SUPPLIED MATERIAL below:

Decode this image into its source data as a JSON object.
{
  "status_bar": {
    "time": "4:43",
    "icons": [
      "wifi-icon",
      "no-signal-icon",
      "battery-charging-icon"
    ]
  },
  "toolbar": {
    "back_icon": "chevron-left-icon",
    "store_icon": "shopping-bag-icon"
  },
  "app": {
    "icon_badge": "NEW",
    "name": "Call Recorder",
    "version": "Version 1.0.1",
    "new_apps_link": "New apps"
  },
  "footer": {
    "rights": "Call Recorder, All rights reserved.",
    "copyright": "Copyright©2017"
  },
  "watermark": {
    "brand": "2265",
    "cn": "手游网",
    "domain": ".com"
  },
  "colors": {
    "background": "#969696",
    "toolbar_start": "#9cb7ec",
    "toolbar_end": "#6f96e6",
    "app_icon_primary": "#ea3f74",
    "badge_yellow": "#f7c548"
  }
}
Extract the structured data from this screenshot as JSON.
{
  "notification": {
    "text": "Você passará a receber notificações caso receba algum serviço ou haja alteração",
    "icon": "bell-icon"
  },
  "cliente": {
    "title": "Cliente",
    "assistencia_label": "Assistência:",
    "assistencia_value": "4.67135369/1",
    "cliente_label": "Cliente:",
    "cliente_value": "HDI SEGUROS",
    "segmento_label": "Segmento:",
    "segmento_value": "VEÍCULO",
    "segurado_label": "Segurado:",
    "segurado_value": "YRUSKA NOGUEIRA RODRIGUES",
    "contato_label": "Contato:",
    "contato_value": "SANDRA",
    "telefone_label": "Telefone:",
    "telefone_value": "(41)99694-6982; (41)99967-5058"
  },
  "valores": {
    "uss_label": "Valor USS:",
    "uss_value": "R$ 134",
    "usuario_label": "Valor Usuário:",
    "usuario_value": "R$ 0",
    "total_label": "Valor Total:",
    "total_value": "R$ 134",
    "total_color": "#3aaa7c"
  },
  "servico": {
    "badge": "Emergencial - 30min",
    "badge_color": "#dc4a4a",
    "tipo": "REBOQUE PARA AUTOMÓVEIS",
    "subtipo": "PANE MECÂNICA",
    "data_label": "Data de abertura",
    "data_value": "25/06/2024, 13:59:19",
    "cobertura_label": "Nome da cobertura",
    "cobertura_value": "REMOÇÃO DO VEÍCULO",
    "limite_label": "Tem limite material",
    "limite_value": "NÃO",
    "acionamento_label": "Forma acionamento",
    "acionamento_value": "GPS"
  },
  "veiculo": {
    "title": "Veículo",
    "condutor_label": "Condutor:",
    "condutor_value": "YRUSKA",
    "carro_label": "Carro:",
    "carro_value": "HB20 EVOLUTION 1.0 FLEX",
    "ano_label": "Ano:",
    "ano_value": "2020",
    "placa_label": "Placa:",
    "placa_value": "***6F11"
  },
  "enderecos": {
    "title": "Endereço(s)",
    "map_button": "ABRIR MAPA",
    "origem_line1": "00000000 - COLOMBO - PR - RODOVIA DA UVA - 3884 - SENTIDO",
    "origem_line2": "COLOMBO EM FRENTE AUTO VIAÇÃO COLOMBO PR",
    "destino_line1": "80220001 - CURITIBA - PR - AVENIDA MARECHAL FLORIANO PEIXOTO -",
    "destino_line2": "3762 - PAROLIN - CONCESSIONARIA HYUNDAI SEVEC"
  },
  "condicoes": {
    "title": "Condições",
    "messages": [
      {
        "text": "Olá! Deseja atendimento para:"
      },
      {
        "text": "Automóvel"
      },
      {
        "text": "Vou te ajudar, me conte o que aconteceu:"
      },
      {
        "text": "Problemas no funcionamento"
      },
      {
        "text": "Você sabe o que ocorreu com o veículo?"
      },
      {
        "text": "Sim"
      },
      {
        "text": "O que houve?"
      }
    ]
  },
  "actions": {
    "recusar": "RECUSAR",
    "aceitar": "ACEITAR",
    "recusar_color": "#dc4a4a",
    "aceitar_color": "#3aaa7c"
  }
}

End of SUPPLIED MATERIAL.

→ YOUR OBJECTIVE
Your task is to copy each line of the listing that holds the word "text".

→ RESPONSE BOX
    "text": "Você passará a receber notificações caso receba algum serviço ou haja alteração",
        "text": "Olá! Deseja atendimento para:"
        "text": "Automóvel"
        "text": "Vou te ajudar, me conte o que aconteceu:"
        "text": "Problemas no funcionamento"
        "text": "Você sabe o que ocorreu com o veículo?"
        "text": "Sim"
        "text": "O que houve?"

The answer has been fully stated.